● **Task to complete**: Please set down the records exactly, keeping every line.

● **Extracted material**:
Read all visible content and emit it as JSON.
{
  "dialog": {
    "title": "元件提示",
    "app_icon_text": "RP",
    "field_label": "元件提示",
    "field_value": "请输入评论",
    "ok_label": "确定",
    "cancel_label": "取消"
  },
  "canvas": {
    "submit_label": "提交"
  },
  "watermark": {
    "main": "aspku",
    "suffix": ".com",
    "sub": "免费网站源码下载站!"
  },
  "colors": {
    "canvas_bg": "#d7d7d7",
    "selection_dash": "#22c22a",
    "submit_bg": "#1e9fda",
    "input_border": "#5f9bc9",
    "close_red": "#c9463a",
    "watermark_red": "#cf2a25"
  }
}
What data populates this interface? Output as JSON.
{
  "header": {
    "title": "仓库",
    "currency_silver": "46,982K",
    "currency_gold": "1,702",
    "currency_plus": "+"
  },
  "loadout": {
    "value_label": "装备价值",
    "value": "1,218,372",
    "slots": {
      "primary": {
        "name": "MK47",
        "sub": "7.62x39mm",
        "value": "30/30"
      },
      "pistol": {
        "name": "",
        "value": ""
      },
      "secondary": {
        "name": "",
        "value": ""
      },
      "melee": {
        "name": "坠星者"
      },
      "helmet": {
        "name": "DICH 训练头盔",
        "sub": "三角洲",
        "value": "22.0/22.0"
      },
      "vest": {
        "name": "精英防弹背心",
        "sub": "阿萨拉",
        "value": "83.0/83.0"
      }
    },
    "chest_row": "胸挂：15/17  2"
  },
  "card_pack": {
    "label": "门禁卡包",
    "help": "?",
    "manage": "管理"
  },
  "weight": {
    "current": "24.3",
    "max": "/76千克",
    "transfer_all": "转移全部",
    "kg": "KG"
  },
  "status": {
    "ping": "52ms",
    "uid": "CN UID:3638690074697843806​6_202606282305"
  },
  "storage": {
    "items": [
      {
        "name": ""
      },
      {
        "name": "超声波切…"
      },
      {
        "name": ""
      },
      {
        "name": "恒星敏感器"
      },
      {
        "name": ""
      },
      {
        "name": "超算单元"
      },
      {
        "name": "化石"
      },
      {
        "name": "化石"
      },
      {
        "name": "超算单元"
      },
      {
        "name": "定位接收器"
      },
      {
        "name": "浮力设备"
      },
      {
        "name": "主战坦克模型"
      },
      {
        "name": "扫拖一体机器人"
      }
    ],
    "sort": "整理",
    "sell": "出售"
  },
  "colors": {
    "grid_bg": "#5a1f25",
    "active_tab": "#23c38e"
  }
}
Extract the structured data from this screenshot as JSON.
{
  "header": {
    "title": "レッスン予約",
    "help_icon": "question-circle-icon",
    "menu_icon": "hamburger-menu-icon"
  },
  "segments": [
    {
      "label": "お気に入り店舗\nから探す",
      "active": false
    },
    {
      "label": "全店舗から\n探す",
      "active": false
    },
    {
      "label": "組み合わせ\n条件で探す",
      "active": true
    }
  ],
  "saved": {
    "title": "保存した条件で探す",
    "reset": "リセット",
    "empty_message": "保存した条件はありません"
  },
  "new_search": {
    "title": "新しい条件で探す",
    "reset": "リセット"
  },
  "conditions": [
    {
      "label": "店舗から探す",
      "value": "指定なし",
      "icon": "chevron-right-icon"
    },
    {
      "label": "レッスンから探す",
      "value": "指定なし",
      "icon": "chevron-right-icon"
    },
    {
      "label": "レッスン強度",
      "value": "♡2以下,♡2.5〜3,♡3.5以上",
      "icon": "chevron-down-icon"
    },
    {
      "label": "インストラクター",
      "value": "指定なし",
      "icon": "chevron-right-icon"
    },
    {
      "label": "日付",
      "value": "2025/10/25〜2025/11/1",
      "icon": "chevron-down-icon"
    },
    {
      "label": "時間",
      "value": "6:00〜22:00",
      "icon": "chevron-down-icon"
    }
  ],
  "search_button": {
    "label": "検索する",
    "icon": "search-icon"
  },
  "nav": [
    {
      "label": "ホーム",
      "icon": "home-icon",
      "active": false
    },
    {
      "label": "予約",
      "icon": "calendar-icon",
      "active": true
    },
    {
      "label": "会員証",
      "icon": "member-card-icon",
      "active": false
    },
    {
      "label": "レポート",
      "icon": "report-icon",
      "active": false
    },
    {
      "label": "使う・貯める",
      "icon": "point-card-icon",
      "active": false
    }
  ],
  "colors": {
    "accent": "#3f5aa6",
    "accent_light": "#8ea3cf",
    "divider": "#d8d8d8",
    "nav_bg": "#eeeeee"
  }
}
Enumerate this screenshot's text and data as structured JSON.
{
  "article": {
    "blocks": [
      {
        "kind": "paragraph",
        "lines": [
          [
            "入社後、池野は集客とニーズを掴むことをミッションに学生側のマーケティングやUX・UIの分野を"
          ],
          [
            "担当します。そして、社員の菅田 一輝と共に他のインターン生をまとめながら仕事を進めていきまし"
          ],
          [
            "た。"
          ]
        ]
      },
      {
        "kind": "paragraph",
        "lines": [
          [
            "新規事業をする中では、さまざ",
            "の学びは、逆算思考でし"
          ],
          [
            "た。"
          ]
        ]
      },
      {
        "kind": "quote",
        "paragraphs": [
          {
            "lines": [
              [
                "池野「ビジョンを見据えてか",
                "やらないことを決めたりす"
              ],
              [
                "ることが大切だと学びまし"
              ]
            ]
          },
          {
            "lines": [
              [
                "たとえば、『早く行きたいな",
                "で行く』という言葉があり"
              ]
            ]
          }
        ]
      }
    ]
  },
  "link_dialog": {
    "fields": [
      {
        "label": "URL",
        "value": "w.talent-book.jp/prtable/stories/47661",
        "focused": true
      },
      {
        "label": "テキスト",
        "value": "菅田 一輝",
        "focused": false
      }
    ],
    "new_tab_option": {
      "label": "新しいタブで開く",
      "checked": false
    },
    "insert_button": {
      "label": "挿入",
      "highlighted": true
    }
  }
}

● **Exercise answer**:
Read all visible content and emit it as JSON.
{
  "dialog": {
    "title": "元件提示",
    "app_icon_text": "RP",
    "field_label": "元件提示",
    "field_value": "请输入评论",
    "ok_label": "确定",
    "cancel_label": "取消"
  },
  "canvas": {
    "submit_label": "提交"
  },
  "watermark": {
    "main": "aspku",
    "suffix": ".com",
    "sub": "免费网站源码下载站!"
  },
  "colors": {
    "canvas_bg": "#d7d7d7",
    "selection_dash": "#22c22a",
    "submit_bg": "#1e9fda",
    "input_border": "#5f9bc9",
    "close_red": "#c9463a",
    "watermark_red": "#cf2a25"
  }
}
What data populates this interface? Output as JSON.
{
  "header": {
    "title": "仓库",
    "currency_silver": "46,982K",
    "currency_gold": "1,702",
    "currency_plus": "+"
  },
  "loadout": {
    "value_label": "装备价值",
    "value": "1,218,372",
    "slots": {
      "primary": {
        "name": "MK47",
        "sub": "7.62x39mm",
        "value": "30/30"
      },
      "pistol": {
        "name": "",
        "value": ""
      },
      "secondary": {
        "name": "",
        "value": ""
      },
      "melee": {
        "name": "坠星者"
      },
      "helmet": {
        "name": "DICH 训练头盔",
        "sub": "三角洲",
        "value": "22.0/22.0"
      },
      "vest": {
        "name": "精英防弹背心",
        "sub": "阿萨拉",
        "value": "83.0/83.0"
      }
    },
    "chest_row": "胸挂：15/17  2"
  },
  "card_pack": {
    "label": "门禁卡包",
    "help": "?",
    "manage": "管理"
  },
  "weight": {
    "current": "24.3",
    "max": "/76千克",
    "transfer_all": "转移全部",
    "kg": "KG"
  },
  "status": {
    "ping": "52ms",
    "uid": "CN UID:3638690074697843806​6_202606282305"
  },
  "storage": {
    "items": [
      {
        "name": ""
      },
      {
        "name": "超声波切…"
      },
      {
        "name": ""
      },
      {
        "name": "恒星敏感器"
      },
      {
        "name": ""
      },
      {
        "name": "超算单元"
      },
      {
        "name": "化石"
      },
      {
        "name": "化石"
      },
      {
        "name": "超算单元"
      },
      {
        "name": "定位接收器"
      },
      {
        "name": "浮力设备"
      },
      {
        "name": "主战坦克模型"
      },
      {
        "name": "扫拖一体机器人"
      }
    ],
    "sort": "整理",
    "sell": "出售"
  },
  "colors": {
    "grid_bg": "#5a1f25",
    "active_tab": "#23c38e"
  }
}
Extract the structured data from this screenshot as JSON.
{
  "header": {
    "title": "レッスン予約",
    "help_icon": "question-circle-icon",
    "menu_icon": "hamburger-menu-icon"
  },
  "segments": [
    {
      "label": "お気に入り店舗\nから探す",
      "active": false
    },
    {
      "label": "全店舗から\n探す",
      "active": false
    },
    {
      "label": "組み合わせ\n条件で探す",
      "active": true
    }
  ],
  "saved": {
    "title": "保存した条件で探す",
    "reset": "リセット",
    "empty_message": "保存した条件はありません"
  },
  "new_search": {
    "title": "新しい条件で探す",
    "reset": "リセット"
  },
  "conditions": [
    {
      "label": "店舗から探す",
      "value": "指定なし",
      "icon": "chevron-right-icon"
    },
    {
      "label": "レッスンから探す",
      "value": "指定なし",
      "icon": "chevron-right-icon"
    },
    {
      "label": "レッスン強度",
      "value": "♡2以下,♡2.5〜3,♡3.5以上",
      "icon": "chevron-down-icon"
    },
    {
      "label": "インストラクター",
      "value": "指定なし",
      "icon": "chevron-right-icon"
    },
    {
      "label": "日付",
      "value": "2025/10/25〜2025/11/1",
      "icon": "chevron-down-icon"
    },
    {
      "label": "時間",
      "value": "6:00〜22:00",
      "icon": "chevron-down-icon"
    }
  ],
  "search_button": {
    "label": "検索する",
    "icon": "search-icon"
  },
  "nav": [
    {
      "label": "ホーム",
      "icon": "home-icon",
      "active": false
    },
    {
      "label": "予約",
      "icon": "calendar-icon",
      "active": true
    },
    {
      "label": "会員証",
      "icon": "member-card-icon",
      "active": false
    },
    {
      "label": "レポート",
      "icon": "report-icon",
      "active": false
    },
    {
      "label": "使う・貯める",
      "icon": "point-card-icon",
      "active": false
    }
  ],
  "colors": {
    "accent": "#3f5aa6",
    "accent_light": "#8ea3cf",
    "divider": "#d8d8d8",
    "nav_bg": "#eeeeee"
  }
}
Enumerate this screenshot's text and data as structured JSON.
{
  "article": {
    "blocks": [
      {
        "kind": "paragraph",
        "lines": [
          [
            "入社後、池野は集客とニーズを掴むことをミッションに学生側のマーケティングやUX・UIの分野を"
          ],
          [
            "担当します。そして、社員の菅田 一輝と共に他のインターン生をまとめながら仕事を進めていきまし"
          ],
          [
            "た。"
          ]
        ]
      },
      {
        "kind": "paragraph",
        "lines": [
          [
            "新規事業をする中では、さまざ",
            "の学びは、逆算思考でし"
          ],
          [
            "た。"
          ]
        ]
      },
      {
        "kind": "quote",
        "paragraphs": [
          {
            "lines": [
              [
                "池野「ビジョンを見据えてか",
                "やらないことを決めたりす"
              ],
              [
                "ることが大切だと学びまし"
              ]
            ]
          },
          {
            "lines": [
              [
                "たとえば、『早く行きたいな",
                "で行く』という言葉があり"
              ]
            ]
          }
        ]
      }
    ]
  },
  "link_dialog": {
    "fields": [
      {
        "label": "URL",
        "value": "w.talent-book.jp/prtable/stories/47661",
        "focused": true
      },
      {
        "label": "テキスト",
        "value": "菅田 一輝",
        "focused": false
      }
    ],
    "new_tab_option": {
      "label": "新しいタブで開く",
      "checked": false
    },
    "insert_button": {
      "label": "挿入",
      "highlighted": true
    }
  }
}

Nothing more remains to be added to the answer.